■ What you are asked to do
Verbatim copy without images: return all of the data as it stands.

■ Source information
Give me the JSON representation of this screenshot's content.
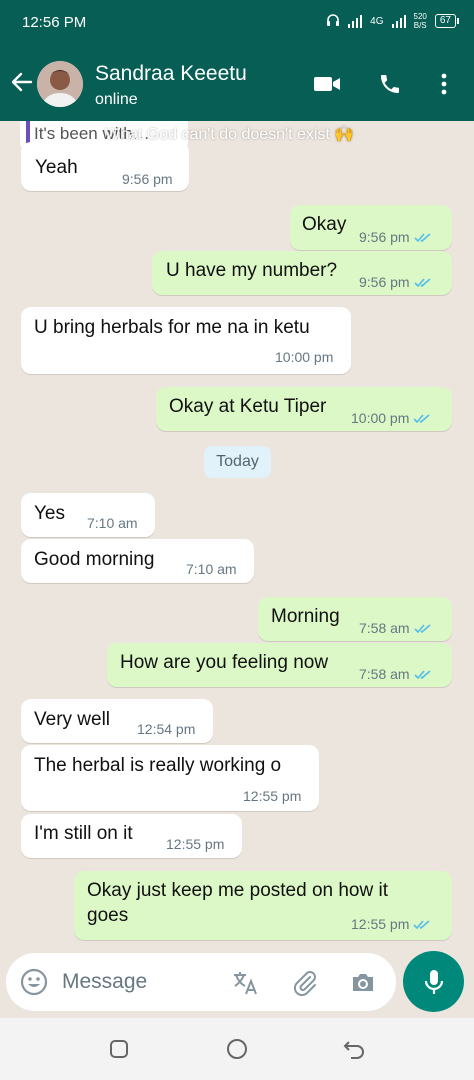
{
  "status_bar": {
    "time": "12:56 PM",
    "network": "4G",
    "speed_value": "520",
    "speed_unit": "B/S",
    "battery": "67"
  },
  "header": {
    "contact_name": "Sandraa Keeetu",
    "contact_status": "online",
    "icons": [
      "back-arrow-icon",
      "video-call-icon",
      "phone-icon",
      "more-vertical-icon"
    ]
  },
  "chat": {
    "pinned_fragment": "It's been with…",
    "overlay_caption": "What God can't do doesn't exist 🙌",
    "date_chip": "Today",
    "messages": [
      {
        "dir": "in",
        "text": "Yeah",
        "time": "9:56 pm"
      },
      {
        "dir": "out",
        "text": "Okay",
        "time": "9:56 pm",
        "status": "read"
      },
      {
        "dir": "out",
        "text": "U have my number?",
        "time": "9:56 pm",
        "status": "read"
      },
      {
        "dir": "in",
        "text": "U bring herbals for me na in ketu",
        "time": "10:00 pm"
      },
      {
        "dir": "out",
        "text": "Okay at Ketu Tiper",
        "time": "10:00 pm",
        "status": "read"
      },
      {
        "dir": "in",
        "text": "Yes",
        "time": "7:10 am"
      },
      {
        "dir": "in",
        "text": "Good morning",
        "time": "7:10 am"
      },
      {
        "dir": "out",
        "text": "Morning",
        "time": "7:58 am",
        "status": "read"
      },
      {
        "dir": "out",
        "text": "How are you feeling now",
        "time": "7:58 am",
        "status": "read"
      },
      {
        "dir": "in",
        "text": "Very well",
        "time": "12:54 pm"
      },
      {
        "dir": "in",
        "text": "The herbal is really working o",
        "time": "12:55 pm"
      },
      {
        "dir": "in",
        "text": "I'm still on it",
        "time": "12:55 pm"
      },
      {
        "dir": "out",
        "text": "Okay just keep me posted on how it",
        "text2": "goes",
        "time": "12:55 pm",
        "status": "read"
      }
    ]
  },
  "composer": {
    "placeholder": "Message",
    "icons": [
      "emoji-icon",
      "translate-icon",
      "attach-icon",
      "camera-icon",
      "mic-icon"
    ]
  },
  "colors": {
    "header": "#075e54",
    "incoming_bubble": "#ffffff",
    "outgoing_bubble": "#dcf8c6",
    "read_tick": "#53bdeb",
    "mic_button": "#00897b",
    "chat_background": "#ece5dd"
  }
}
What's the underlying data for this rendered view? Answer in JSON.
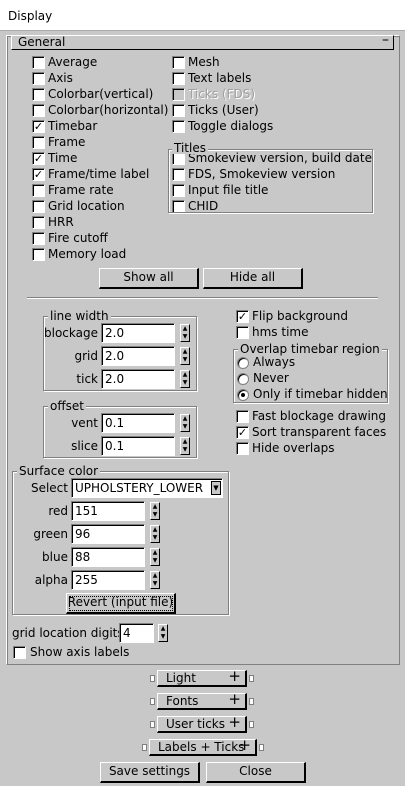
{
  "window": {
    "title": "Display"
  },
  "general": {
    "label": "General",
    "collapse": "–"
  },
  "left_checks": [
    {
      "label": "Average",
      "checked": false
    },
    {
      "label": "Axis",
      "checked": false
    },
    {
      "label": "Colorbar(vertical)",
      "checked": false
    },
    {
      "label": "Colorbar(horizontal)",
      "checked": false
    },
    {
      "label": "Timebar",
      "checked": true
    },
    {
      "label": "Frame",
      "checked": false
    },
    {
      "label": "Time",
      "checked": true
    },
    {
      "label": "Frame/time label",
      "checked": true
    },
    {
      "label": "Frame rate",
      "checked": false
    },
    {
      "label": "Grid location",
      "checked": false
    },
    {
      "label": "HRR",
      "checked": false
    },
    {
      "label": "Fire cutoff",
      "checked": false
    },
    {
      "label": "Memory load",
      "checked": false
    }
  ],
  "right_checks": [
    {
      "label": "Mesh",
      "checked": false
    },
    {
      "label": "Text labels",
      "checked": false
    },
    {
      "label": "Ticks (FDS)",
      "checked": false,
      "disabled": true
    },
    {
      "label": "Ticks (User)",
      "checked": false
    },
    {
      "label": "Toggle dialogs",
      "checked": false
    }
  ],
  "titles": {
    "label": "Titles",
    "items": [
      {
        "label": "Smokeview version, build date",
        "checked": false
      },
      {
        "label": "FDS, Smokeview version",
        "checked": false
      },
      {
        "label": "Input file title",
        "checked": false
      },
      {
        "label": "CHID",
        "checked": false
      }
    ]
  },
  "buttons": {
    "show_all": "Show all",
    "hide_all": "Hide all",
    "revert": "Revert (input file)",
    "save": "Save settings",
    "close": "Close"
  },
  "line_width": {
    "label": "line width",
    "rows": [
      {
        "label": "blockage",
        "value": "2.0"
      },
      {
        "label": "grid",
        "value": "2.0"
      },
      {
        "label": "tick",
        "value": "2.0"
      }
    ]
  },
  "offset": {
    "label": "offset",
    "rows": [
      {
        "label": "vent",
        "value": "0.1"
      },
      {
        "label": "slice",
        "value": "0.1"
      }
    ]
  },
  "right_opts": [
    {
      "label": "Flip background",
      "checked": true
    },
    {
      "label": "hms time",
      "checked": false
    }
  ],
  "overlap": {
    "label": "Overlap timebar region",
    "options": [
      {
        "label": "Always",
        "selected": false
      },
      {
        "label": "Never",
        "selected": false
      },
      {
        "label": "Only if timebar hidden",
        "selected": true
      }
    ]
  },
  "right_opts2": [
    {
      "label": "Fast blockage drawing",
      "checked": false
    },
    {
      "label": "Sort transparent faces",
      "checked": true
    },
    {
      "label": "Hide overlaps",
      "checked": false
    }
  ],
  "surface": {
    "label": "Surface color",
    "select_label": "Select",
    "selected": "UPHOLSTERY_LOWER",
    "rows": [
      {
        "label": "red",
        "value": "151"
      },
      {
        "label": "green",
        "value": "96"
      },
      {
        "label": "blue",
        "value": "88"
      },
      {
        "label": "alpha",
        "value": "255"
      }
    ]
  },
  "grid_digits": {
    "label": "grid location digits:",
    "value": "4"
  },
  "show_axis": {
    "label": "Show axis labels",
    "checked": false
  },
  "rollouts": [
    {
      "label": "Light"
    },
    {
      "label": "Fonts"
    },
    {
      "label": "User ticks"
    },
    {
      "label": "Labels + Ticks"
    }
  ],
  "rollout_expand": "+",
  "spinner_glyph": "▲▼"
}
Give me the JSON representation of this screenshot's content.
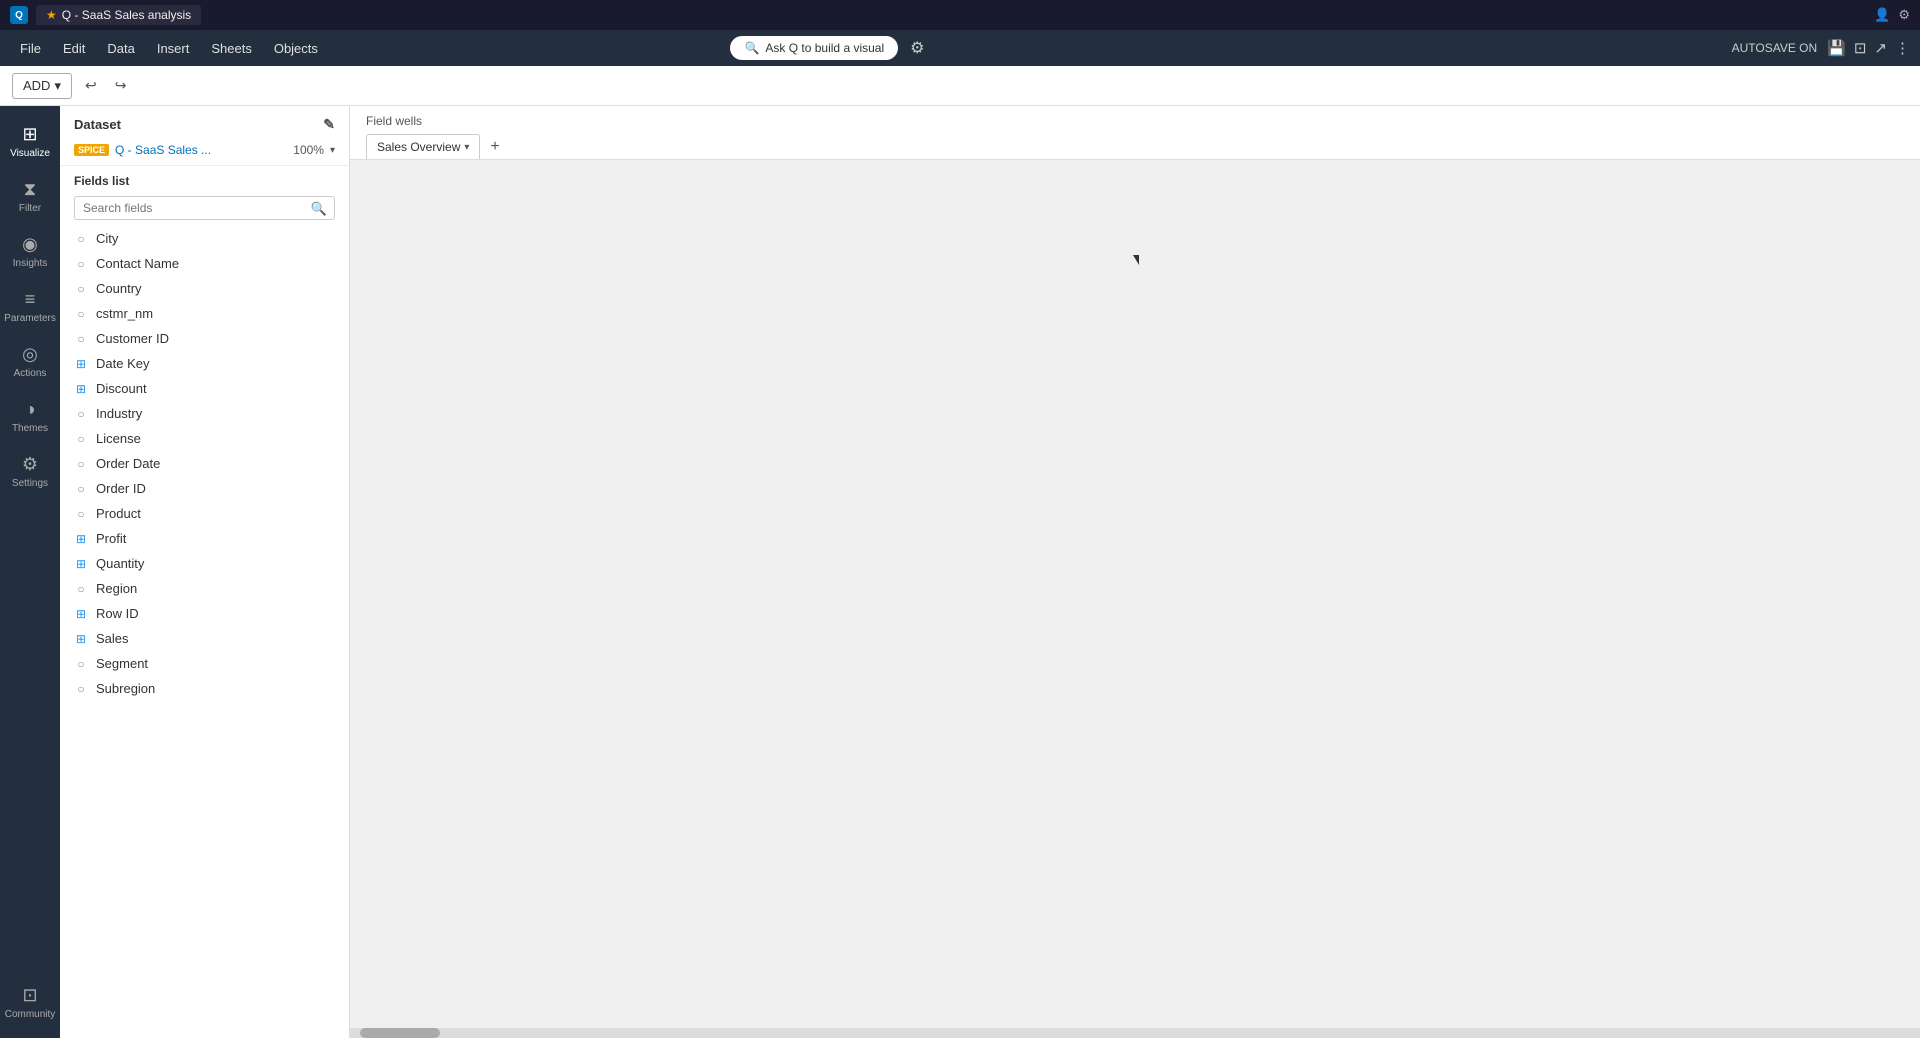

■ Answer for this exercise
Give me the JSON representation of this screenshot's content.
{
  "status_bar": {
    "time": "12:56 PM",
    "network": "4G",
    "speed_value": "520",
    "speed_unit": "B/S",
    "battery": "67"
  },
  "header": {
    "contact_name": "Sandraa Keeetu",
    "contact_status": "online",
    "icons": [
      "back-arrow-icon",
      "video-call-icon",
      "phone-icon",
      "more-vertical-icon"
    ]
  },
  "chat": {
    "pinned_fragment": "It's been with…",
    "overlay_caption": "What God can't do doesn't exist 🙌",
    "date_chip": "Today",
    "messages": [
      {
        "dir": "in",
        "text": "Yeah",
        "time": "9:56 pm"
      },
      {
        "dir": "out",
        "text": "Okay",
        "time": "9:56 pm",
        "status": "read"
      },
      {
        "dir": "out",
        "text": "U have my number?",
        "time": "9:56 pm",
        "status": "read"
      },
      {
        "dir": "in",
        "text": "U bring herbals for me na in ketu",
        "time": "10:00 pm"
      },
      {
        "dir": "out",
        "text": "Okay at Ketu Tiper",
        "time": "10:00 pm",
        "status": "read"
      },
      {
        "dir": "in",
        "text": "Yes",
        "time": "7:10 am"
      },
      {
        "dir": "in",
        "text": "Good morning",
        "time": "7:10 am"
      },
      {
        "dir": "out",
        "text": "Morning",
        "time": "7:58 am",
        "status": "read"
      },
      {
        "dir": "out",
        "text": "How are you feeling now",
        "time": "7:58 am",
        "status": "read"
      },
      {
        "dir": "in",
        "text": "Very well",
        "time": "12:54 pm"
      },
      {
        "dir": "in",
        "text": "The herbal is really working o",
        "time": "12:55 pm"
      },
      {
        "dir": "in",
        "text": "I'm still on it",
        "time": "12:55 pm"
      },
      {
        "dir": "out",
        "text": "Okay just keep me posted on how it",
        "text2": "goes",
        "time": "12:55 pm",
        "status": "read"
      }
    ]
  },
  "composer": {
    "placeholder": "Message",
    "icons": [
      "emoji-icon",
      "translate-icon",
      "attach-icon",
      "camera-icon",
      "mic-icon"
    ]
  },
  "colors": {
    "header": "#075e54",
    "incoming_bubble": "#ffffff",
    "outgoing_bubble": "#dcf8c6",
    "read_tick": "#53bdeb",
    "mic_button": "#00897b",
    "chat_background": "#ece5dd"
  }
}
What's the underlying data for this rendered view? Answer in JSON.
{
  "window": {
    "title": "Display"
  },
  "general": {
    "label": "General",
    "collapse": "–"
  },
  "left_checks": [
    {
      "label": "Average",
      "checked": false
    },
    {
      "label": "Axis",
      "checked": false
    },
    {
      "label": "Colorbar(vertical)",
      "checked": false
    },
    {
      "label": "Colorbar(horizontal)",
      "checked": false
    },
    {
      "label": "Timebar",
      "checked": true
    },
    {
      "label": "Frame",
      "checked": false
    },
    {
      "label": "Time",
      "checked": true
    },
    {
      "label": "Frame/time label",
      "checked": true
    },
    {
      "label": "Frame rate",
      "checked": false
    },
    {
      "label": "Grid location",
      "checked": false
    },
    {
      "label": "HRR",
      "checked": false
    },
    {
      "label": "Fire cutoff",
      "checked": false
    },
    {
      "label": "Memory load",
      "checked": false
    }
  ],
  "right_checks": [
    {
      "label": "Mesh",
      "checked": false
    },
    {
      "label": "Text labels",
      "checked": false
    },
    {
      "label": "Ticks (FDS)",
      "checked": false,
      "disabled": true
    },
    {
      "label": "Ticks (User)",
      "checked": false
    },
    {
      "label": "Toggle dialogs",
      "checked": false
    }
  ],
  "titles": {
    "label": "Titles",
    "items": [
      {
        "label": "Smokeview version, build date",
        "checked": false
      },
      {
        "label": "FDS, Smokeview version",
        "checked": false
      },
      {
        "label": "Input file title",
        "checked": false
      },
      {
        "label": "CHID",
        "checked": false
      }
    ]
  },
  "buttons": {
    "show_all": "Show all",
    "hide_all": "Hide all",
    "revert": "Revert (input file)",
    "save": "Save settings",
    "close": "Close"
  },
  "line_width": {
    "label": "line width",
    "rows": [
      {
        "label": "blockage",
        "value": "2.0"
      },
      {
        "label": "grid",
        "value": "2.0"
      },
      {
        "label": "tick",
        "value": "2.0"
      }
    ]
  },
  "offset": {
    "label": "offset",
    "rows": [
      {
        "label": "vent",
        "value": "0.1"
      },
      {
        "label": "slice",
        "value": "0.1"
      }
    ]
  },
  "right_opts": [
    {
      "label": "Flip background",
      "checked": true
    },
    {
      "label": "hms time",
      "checked": false
    }
  ],
  "overlap": {
    "label": "Overlap timebar region",
    "options": [
      {
        "label": "Always",
        "selected": false
      },
      {
        "label": "Never",
        "selected": false
      },
      {
        "label": "Only if timebar hidden",
        "selected": true
      }
    ]
  },
  "right_opts2": [
    {
      "label": "Fast blockage drawing",
      "checked": false
    },
    {
      "label": "Sort transparent faces",
      "checked": true
    },
    {
      "label": "Hide overlaps",
      "checked": false
    }
  ],
  "surface": {
    "label": "Surface color",
    "select_label": "Select",
    "selected": "UPHOLSTERY_LOWER",
    "rows": [
      {
        "label": "red",
        "value": "151"
      },
      {
        "label": "green",
        "value": "96"
      },
      {
        "label": "blue",
        "value": "88"
      },
      {
        "label": "alpha",
        "value": "255"
      }
    ]
  },
  "grid_digits": {
    "label": "grid location digits:",
    "value": "4"
  },
  "show_axis": {
    "label": "Show axis labels",
    "checked": false
  },
  "rollouts": [
    {
      "label": "Light"
    },
    {
      "label": "Fonts"
    },
    {
      "label": "User ticks"
    },
    {
      "label": "Labels + Ticks"
    }
  ],
  "rollout_expand": "+",
  "spinner_glyph": "▲▼"
}
Give me the JSON representation of this screenshot's content.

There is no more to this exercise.